It is not just a matter of tradition, a history of recording events over a century during which the country experienced moments of national pride as well as divisions, crises and tragedies.
It is also the responsibility of being a part of the process of documenting, assessing and analyzing these events from a critical yet objective point of view, having a strong but rational opinion and not being influenced by over-the-top positions, obsessions and personal sympathies.
It’s about being a newspaper with a point of view, with a moderate voice and respect for the ideas of others, being an influential voice that exercises its right to criticize those in positions of power, and becoming a part of the country’s history as a widely accepted platform for diverse ideas and proposals with the aim of contributing to the greater good. Kathimerini has been fulfilling the demand for reliable and well-rounded reporting for a century now.
In the past two decades, moreover, it has reached out beyond its Greek audience to an international one, via Kathimerini English Edition (printed with the International New York Times as a single paper), which serves as the key source of information for non-Greek speakers interested in developments in this country: From businesspeople and officials at international institutions and organizations to people who are interested not just in politics, the economy and investment opportunities, but also in the research of Greek scientists, in archaeological discoveries and travel experiences.
Kathimerini English Edition’s responsibility is greater as a result of the fact that it serves as a window onto Greece for the rest of the world – including the diaspora – and has an obligation to present developments in this country as fully and objectively as possible.
In both its Greek and English editions, Kathimerini plays a role of national importance, as its measured reporting – away from the sirens of populism and dangerous demagoguery – informs the partners and allies of both Greece and Cyprus (where both are also published), but also countries with which our relations are strained.

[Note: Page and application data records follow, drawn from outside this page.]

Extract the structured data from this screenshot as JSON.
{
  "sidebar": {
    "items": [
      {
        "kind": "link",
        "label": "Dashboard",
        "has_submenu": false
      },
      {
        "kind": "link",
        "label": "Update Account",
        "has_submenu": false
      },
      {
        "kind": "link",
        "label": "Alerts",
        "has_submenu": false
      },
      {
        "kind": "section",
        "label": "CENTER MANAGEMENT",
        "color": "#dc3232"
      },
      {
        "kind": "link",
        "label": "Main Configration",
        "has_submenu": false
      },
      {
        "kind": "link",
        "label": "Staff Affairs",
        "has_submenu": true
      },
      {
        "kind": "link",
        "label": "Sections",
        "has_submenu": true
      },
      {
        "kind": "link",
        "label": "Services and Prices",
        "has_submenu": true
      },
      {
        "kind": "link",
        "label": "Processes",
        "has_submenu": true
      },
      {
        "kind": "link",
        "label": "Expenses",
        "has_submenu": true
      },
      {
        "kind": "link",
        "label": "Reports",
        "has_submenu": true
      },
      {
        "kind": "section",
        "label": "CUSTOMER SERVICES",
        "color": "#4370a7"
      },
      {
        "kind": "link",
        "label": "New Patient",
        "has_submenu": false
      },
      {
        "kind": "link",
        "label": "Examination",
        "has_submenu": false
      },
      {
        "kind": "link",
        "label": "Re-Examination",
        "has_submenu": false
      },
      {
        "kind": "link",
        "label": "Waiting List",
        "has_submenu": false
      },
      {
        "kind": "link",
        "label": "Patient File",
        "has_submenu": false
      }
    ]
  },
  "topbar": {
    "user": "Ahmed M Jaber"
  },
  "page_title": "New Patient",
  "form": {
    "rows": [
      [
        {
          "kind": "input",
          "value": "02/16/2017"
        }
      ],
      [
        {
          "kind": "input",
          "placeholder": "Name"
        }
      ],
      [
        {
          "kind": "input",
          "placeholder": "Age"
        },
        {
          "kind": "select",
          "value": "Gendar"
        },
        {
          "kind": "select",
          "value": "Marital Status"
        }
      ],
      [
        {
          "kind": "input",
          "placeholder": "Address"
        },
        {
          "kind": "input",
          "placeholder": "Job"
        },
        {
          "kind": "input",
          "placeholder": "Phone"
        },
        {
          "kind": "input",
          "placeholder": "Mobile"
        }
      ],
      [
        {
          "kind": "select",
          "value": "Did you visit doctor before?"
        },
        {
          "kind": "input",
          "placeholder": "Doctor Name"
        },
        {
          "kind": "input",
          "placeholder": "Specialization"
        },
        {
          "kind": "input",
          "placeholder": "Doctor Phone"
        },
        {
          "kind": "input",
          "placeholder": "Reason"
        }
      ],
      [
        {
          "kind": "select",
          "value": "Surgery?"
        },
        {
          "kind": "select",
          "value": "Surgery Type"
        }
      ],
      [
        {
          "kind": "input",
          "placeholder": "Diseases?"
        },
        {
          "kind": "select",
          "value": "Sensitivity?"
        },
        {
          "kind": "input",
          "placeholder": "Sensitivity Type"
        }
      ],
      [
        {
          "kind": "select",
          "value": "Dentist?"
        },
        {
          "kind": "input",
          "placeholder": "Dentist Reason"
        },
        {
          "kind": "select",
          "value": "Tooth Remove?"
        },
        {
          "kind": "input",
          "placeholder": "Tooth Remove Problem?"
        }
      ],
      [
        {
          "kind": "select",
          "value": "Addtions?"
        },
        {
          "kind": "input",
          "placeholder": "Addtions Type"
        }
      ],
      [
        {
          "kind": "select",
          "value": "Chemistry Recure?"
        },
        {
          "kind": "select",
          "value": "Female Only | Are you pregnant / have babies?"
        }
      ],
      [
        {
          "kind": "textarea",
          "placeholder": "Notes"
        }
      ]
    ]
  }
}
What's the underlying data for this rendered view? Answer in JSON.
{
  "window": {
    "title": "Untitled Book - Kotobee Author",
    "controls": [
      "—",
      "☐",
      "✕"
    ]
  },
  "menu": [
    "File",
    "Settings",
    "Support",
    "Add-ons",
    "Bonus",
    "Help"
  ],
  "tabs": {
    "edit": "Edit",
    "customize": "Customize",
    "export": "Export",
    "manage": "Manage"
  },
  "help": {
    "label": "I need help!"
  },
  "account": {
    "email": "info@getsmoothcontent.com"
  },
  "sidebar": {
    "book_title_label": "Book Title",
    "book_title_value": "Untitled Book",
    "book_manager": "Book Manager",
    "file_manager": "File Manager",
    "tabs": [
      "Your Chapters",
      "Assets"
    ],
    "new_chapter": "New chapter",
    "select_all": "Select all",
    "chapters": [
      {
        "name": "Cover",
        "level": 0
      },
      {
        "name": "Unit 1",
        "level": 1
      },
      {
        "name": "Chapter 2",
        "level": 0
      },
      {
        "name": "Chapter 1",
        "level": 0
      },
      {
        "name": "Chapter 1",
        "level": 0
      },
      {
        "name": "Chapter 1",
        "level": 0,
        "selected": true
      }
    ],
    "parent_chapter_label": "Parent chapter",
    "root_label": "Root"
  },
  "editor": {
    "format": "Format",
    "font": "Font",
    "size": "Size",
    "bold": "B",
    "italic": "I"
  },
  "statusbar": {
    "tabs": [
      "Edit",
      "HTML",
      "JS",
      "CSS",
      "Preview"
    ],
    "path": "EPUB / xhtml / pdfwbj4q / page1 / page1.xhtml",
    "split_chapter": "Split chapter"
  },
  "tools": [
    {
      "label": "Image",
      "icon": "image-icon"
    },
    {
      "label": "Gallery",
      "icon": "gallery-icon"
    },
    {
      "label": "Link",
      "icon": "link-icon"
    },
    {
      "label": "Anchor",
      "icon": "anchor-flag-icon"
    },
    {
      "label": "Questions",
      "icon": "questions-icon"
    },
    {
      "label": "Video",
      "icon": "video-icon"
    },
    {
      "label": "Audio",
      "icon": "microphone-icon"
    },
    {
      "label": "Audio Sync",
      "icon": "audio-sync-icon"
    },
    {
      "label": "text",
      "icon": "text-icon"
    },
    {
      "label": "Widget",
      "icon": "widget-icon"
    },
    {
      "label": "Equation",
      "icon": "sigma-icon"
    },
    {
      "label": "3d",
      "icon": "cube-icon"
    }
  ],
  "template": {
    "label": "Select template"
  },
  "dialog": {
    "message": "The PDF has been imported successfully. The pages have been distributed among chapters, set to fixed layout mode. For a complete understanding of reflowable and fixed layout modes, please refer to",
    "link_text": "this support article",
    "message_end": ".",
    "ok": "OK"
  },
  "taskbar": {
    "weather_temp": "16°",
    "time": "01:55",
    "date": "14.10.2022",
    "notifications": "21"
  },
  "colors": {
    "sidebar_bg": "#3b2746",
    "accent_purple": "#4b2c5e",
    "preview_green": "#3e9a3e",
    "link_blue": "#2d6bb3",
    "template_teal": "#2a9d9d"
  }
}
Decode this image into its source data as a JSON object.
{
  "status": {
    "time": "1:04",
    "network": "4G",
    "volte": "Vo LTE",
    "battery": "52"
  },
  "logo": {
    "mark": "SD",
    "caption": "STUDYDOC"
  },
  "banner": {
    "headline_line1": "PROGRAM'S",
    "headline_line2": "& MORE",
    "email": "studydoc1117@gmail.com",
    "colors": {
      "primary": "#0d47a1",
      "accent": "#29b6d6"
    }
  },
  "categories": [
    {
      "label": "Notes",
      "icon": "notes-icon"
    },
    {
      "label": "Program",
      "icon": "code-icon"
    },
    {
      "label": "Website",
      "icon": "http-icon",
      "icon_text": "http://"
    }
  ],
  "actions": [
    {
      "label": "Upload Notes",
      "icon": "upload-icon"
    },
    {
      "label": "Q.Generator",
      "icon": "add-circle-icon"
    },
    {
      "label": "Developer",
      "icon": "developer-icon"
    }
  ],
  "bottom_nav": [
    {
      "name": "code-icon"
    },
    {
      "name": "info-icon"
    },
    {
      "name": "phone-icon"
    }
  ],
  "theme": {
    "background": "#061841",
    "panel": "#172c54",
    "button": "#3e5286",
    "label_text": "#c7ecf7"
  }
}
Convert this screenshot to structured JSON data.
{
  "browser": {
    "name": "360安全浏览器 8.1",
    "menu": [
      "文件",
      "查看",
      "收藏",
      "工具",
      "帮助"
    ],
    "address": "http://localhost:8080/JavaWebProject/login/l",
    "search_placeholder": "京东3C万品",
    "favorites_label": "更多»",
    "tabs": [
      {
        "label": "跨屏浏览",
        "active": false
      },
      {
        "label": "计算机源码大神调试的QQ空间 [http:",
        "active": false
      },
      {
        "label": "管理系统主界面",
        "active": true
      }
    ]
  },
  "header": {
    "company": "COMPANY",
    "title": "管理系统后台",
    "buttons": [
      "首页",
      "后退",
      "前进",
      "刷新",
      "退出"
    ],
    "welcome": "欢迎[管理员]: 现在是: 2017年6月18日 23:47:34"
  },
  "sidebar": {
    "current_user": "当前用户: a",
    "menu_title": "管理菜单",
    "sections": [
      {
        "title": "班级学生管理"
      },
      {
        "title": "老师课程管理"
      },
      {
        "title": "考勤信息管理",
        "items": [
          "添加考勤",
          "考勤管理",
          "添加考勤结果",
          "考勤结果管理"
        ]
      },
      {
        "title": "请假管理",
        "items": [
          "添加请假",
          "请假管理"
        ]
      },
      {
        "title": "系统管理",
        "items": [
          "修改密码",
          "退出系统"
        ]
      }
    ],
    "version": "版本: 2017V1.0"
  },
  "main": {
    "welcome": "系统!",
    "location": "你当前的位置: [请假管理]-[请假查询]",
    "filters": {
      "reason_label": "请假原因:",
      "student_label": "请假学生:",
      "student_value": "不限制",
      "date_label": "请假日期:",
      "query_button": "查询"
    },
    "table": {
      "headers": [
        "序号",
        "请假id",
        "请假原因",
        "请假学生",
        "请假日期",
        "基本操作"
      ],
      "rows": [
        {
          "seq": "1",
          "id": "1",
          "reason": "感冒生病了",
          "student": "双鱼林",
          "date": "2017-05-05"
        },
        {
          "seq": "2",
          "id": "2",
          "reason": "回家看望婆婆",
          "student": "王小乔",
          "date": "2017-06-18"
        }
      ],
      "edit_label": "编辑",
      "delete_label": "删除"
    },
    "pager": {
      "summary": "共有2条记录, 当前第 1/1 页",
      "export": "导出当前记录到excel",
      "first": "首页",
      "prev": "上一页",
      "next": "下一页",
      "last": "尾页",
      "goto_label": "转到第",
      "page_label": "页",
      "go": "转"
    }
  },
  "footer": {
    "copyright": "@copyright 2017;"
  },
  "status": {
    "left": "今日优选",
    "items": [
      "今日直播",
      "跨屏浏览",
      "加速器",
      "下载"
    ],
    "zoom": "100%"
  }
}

This, in combination with the broad range of opinions it hosts in its columns – reflecting its respect for freedom of expression, something that cannot be said of every paper, and cannot be taken for granted in every country – means that its positions and analyses are considered seriously and prove quite influential both inside and outside Greece.